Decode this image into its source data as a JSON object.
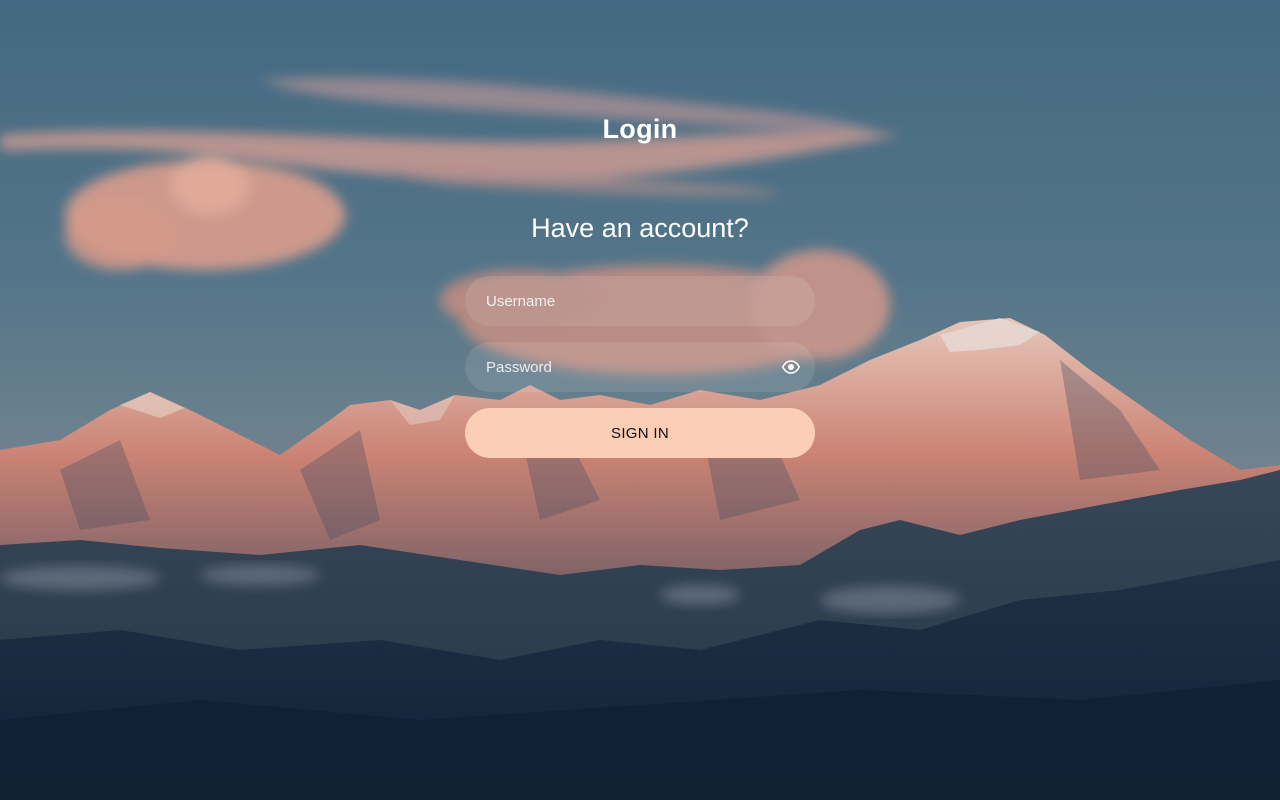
{
  "page": {
    "title": "Login"
  },
  "form": {
    "heading": "Have an account?",
    "username_placeholder": "Username",
    "password_placeholder": "Password",
    "submit_label": "SIGN IN",
    "show_password_icon": "eye-icon"
  },
  "colors": {
    "button_bg": "#fbceb5",
    "text": "#ffffff"
  }
}
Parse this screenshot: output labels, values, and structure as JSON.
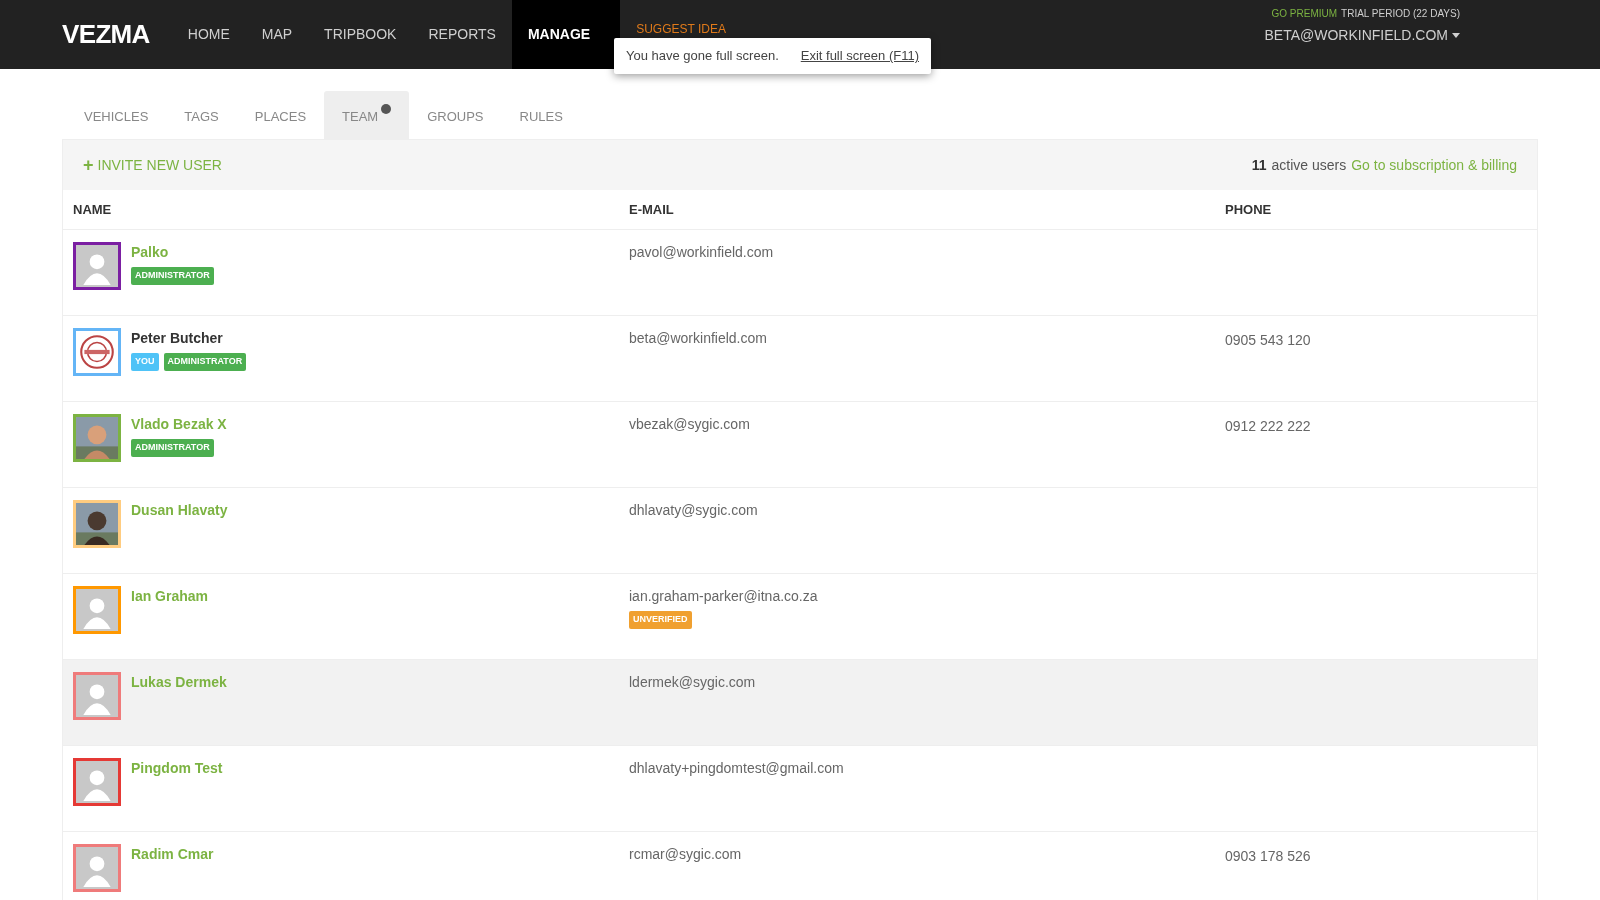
{
  "navbar": {
    "logo": "VEZMA",
    "items": [
      {
        "label": "HOME",
        "selected": false
      },
      {
        "label": "MAP",
        "selected": false
      },
      {
        "label": "TRIPBOOK",
        "selected": false
      },
      {
        "label": "REPORTS",
        "selected": false
      },
      {
        "label": "MANAGE",
        "selected": true
      }
    ],
    "suggest": "SUGGEST IDEA",
    "premium": "GO PREMIUM",
    "trial": "TRIAL PERIOD (22 DAYS)",
    "account": "BETA@WORKINFIELD.COM"
  },
  "fullscreen_notice": {
    "message": "You have gone full screen.",
    "link": "Exit full screen (F11)"
  },
  "tabs": [
    {
      "label": "VEHICLES",
      "selected": false
    },
    {
      "label": "TAGS",
      "selected": false
    },
    {
      "label": "PLACES",
      "selected": false
    },
    {
      "label": "TEAM",
      "selected": true,
      "info": true
    },
    {
      "label": "GROUPS",
      "selected": false
    },
    {
      "label": "RULES",
      "selected": false
    }
  ],
  "toolbar": {
    "invite_icon": "+",
    "invite": "INVITE NEW USER",
    "count": "11",
    "count_label": "active users",
    "billing_link": "Go to subscription & billing"
  },
  "table": {
    "columns": [
      "NAME",
      "E-MAIL",
      "PHONE"
    ],
    "rows": [
      {
        "name": "Palko",
        "current": false,
        "kind": "placeholder",
        "color": "#7b1fa2",
        "badges": [
          {
            "text": "ADMINISTRATOR",
            "kind": "role"
          }
        ],
        "email": "pavol@workinfield.com",
        "hovered": false
      },
      {
        "name": "Peter Butcher",
        "current": true,
        "color": "#64b5f6",
        "badges": [
          {
            "text": "YOU",
            "kind": "you"
          },
          {
            "text": "ADMINISTRATOR",
            "kind": "role"
          }
        ],
        "email": "beta@workinfield.com",
        "phone": "0905 543 120",
        "hovered": false
      },
      {
        "name": "Vlado Bezak X",
        "current": false,
        "color": "#7cb342",
        "badges": [
          {
            "text": "ADMINISTRATOR",
            "kind": "role"
          }
        ],
        "email": "vbezak@sygic.com",
        "phone": "0912 222 222",
        "hovered": false
      },
      {
        "name": "Dusan Hlavaty",
        "current": false,
        "color": "#ffcc80",
        "badges": [],
        "email": "dhlavaty@sygic.com",
        "hovered": false
      },
      {
        "name": "Ian Graham",
        "current": false,
        "kind": "placeholder",
        "color": "#ff9800",
        "badges": [],
        "email": "ian.graham-parker@itna.co.za",
        "email_badge": "UNVERIFIED",
        "hovered": false
      },
      {
        "name": "Lukas Dermek",
        "current": false,
        "kind": "placeholder",
        "color": "#ef7b7b",
        "badges": [],
        "email": "ldermek@sygic.com",
        "hovered": true
      },
      {
        "name": "Pingdom Test",
        "current": false,
        "kind": "placeholder",
        "color": "#e53935",
        "badges": [],
        "email": "dhlavaty+pingdomtest@gmail.com",
        "hovered": false
      },
      {
        "name": "Radim Cmar",
        "current": false,
        "kind": "placeholder",
        "color": "#ef7b7b",
        "badges": [],
        "email": "rcmar@sygic.com",
        "phone": "0903 178 526",
        "hovered": false
      }
    ]
  }
}
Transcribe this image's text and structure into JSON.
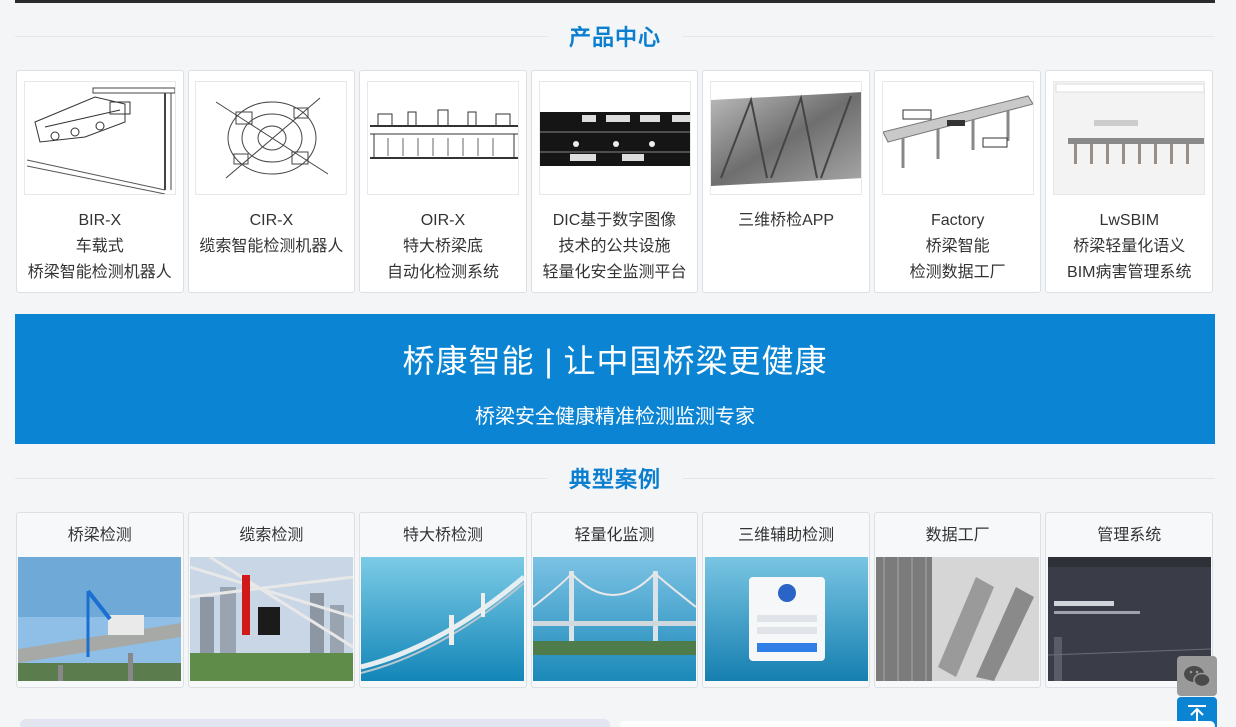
{
  "products": {
    "title": "产品中心",
    "items": [
      {
        "lines": [
          "BIR-X",
          "车载式",
          "桥梁智能检测机器人"
        ],
        "icon": "vehicle-inspection-robot-drawing"
      },
      {
        "lines": [
          "CIR-X",
          "缆索智能检测机器人"
        ],
        "icon": "cable-robot-drawing"
      },
      {
        "lines": [
          "OIR-X",
          "特大桥梁底",
          "自动化检测系统"
        ],
        "icon": "bridge-underside-system-drawing"
      },
      {
        "lines": [
          "DIC基于数字图像",
          "技术的公共设施",
          "轻量化安全监测平台"
        ],
        "icon": "monitoring-dashboard"
      },
      {
        "lines": [
          "三维桥检APP"
        ],
        "icon": "3d-bridge-surface"
      },
      {
        "lines": [
          "Factory",
          "桥梁智能",
          "检测数据工厂"
        ],
        "icon": "bridge-3d-model"
      },
      {
        "lines": [
          "LwSBIM",
          "桥梁轻量化语义",
          "BIM病害管理系统"
        ],
        "icon": "bim-bridge-model"
      }
    ]
  },
  "banner": {
    "headline": "桥康智能 | 让中国桥梁更健康",
    "subline": "桥梁安全健康精准检测监测专家",
    "color": "#0b84d3"
  },
  "cases": {
    "title": "典型案例",
    "items": [
      {
        "label": "桥梁检测",
        "icon": "truck-on-bridge-photo"
      },
      {
        "label": "缆索检测",
        "icon": "cable-robot-photo"
      },
      {
        "label": "特大桥检测",
        "icon": "sea-bridge-photo"
      },
      {
        "label": "轻量化监测",
        "icon": "suspension-bridge-photo"
      },
      {
        "label": "三维辅助检测",
        "icon": "login-screen"
      },
      {
        "label": "数据工厂",
        "icon": "3d-scan-render"
      },
      {
        "label": "管理系统",
        "icon": "bim-system-screen"
      }
    ]
  },
  "floating": {
    "wechat_icon": "wechat-icon",
    "top_icon": "back-to-top-icon"
  },
  "accent_color": "#0a7fd0"
}
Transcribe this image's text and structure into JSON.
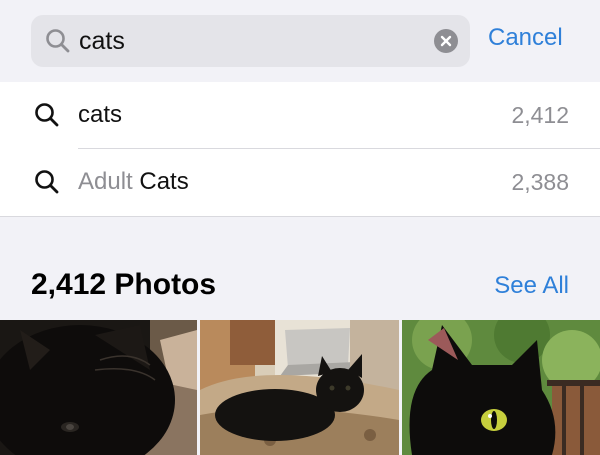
{
  "search": {
    "query": "cats",
    "cancel_label": "Cancel"
  },
  "suggestions": [
    {
      "prefix": "",
      "label": "cats",
      "count": "2,412"
    },
    {
      "prefix": "Adult ",
      "label": "Cats",
      "count": "2,388"
    }
  ],
  "photos": {
    "title": "2,412 Photos",
    "see_all_label": "See All"
  },
  "icons": {
    "search": "search-icon",
    "clear": "clear-icon",
    "suggestion": "search-icon"
  },
  "colors": {
    "accent": "#2f80d9",
    "background": "#f2f2f7",
    "secondary_text": "#8e8e93"
  }
}
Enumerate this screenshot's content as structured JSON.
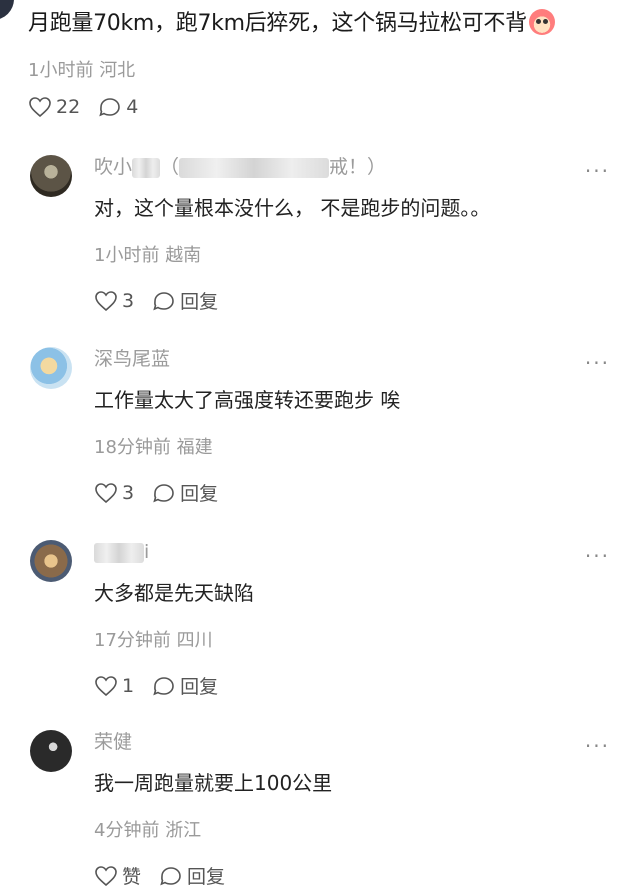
{
  "main": {
    "text": "月跑量70km，跑7km后猝死，这个锅马拉松可不背",
    "emoji_icon": "clown-face-icon",
    "time": "1小时前",
    "location": "河北",
    "likes": "22",
    "comments": "4"
  },
  "replies": [
    {
      "name": "吹小",
      "name_suffix": "（",
      "name_tail": "戒！）",
      "text": "对，这个量根本没什么， 不是跑步的问题。。",
      "time": "1小时前",
      "location": "越南",
      "likes": "3",
      "reply_label": "回复"
    },
    {
      "name": "深鸟尾蓝",
      "text": "工作量太大了高强度转还要跑步 唉",
      "time": "18分钟前",
      "location": "福建",
      "likes": "3",
      "reply_label": "回复"
    },
    {
      "name": "i",
      "text": "大多都是先天缺陷",
      "time": "17分钟前",
      "location": "四川",
      "likes": "1",
      "reply_label": "回复"
    },
    {
      "name": "荣健",
      "text": "我一周跑量就要上100公里",
      "time": "4分钟前",
      "location": "浙江",
      "likes": "赞",
      "reply_label": "回复"
    }
  ],
  "more_label": "···",
  "colors": {
    "text": "#222222",
    "meta": "#9a9a9a",
    "icon": "#555555"
  }
}
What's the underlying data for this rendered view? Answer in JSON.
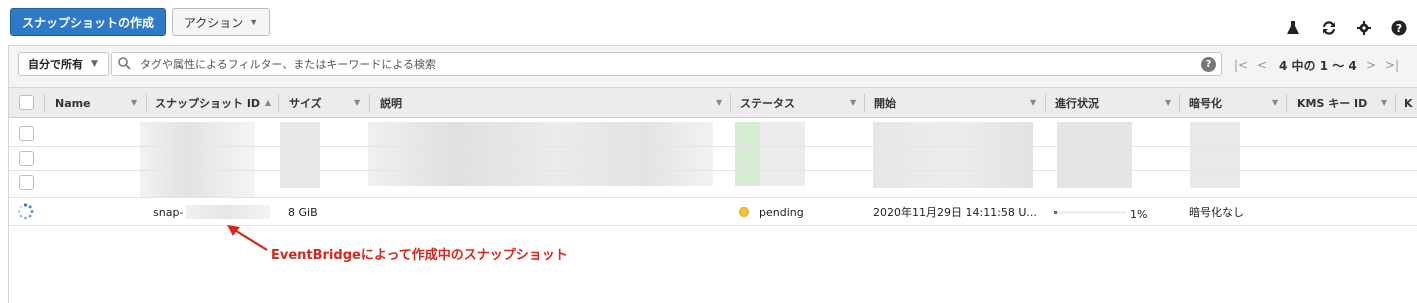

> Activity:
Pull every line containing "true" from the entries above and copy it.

> Solution for this problem:
        "selected": true
      "selected": true,
      "info": true
        "current": true,
        "hovered": true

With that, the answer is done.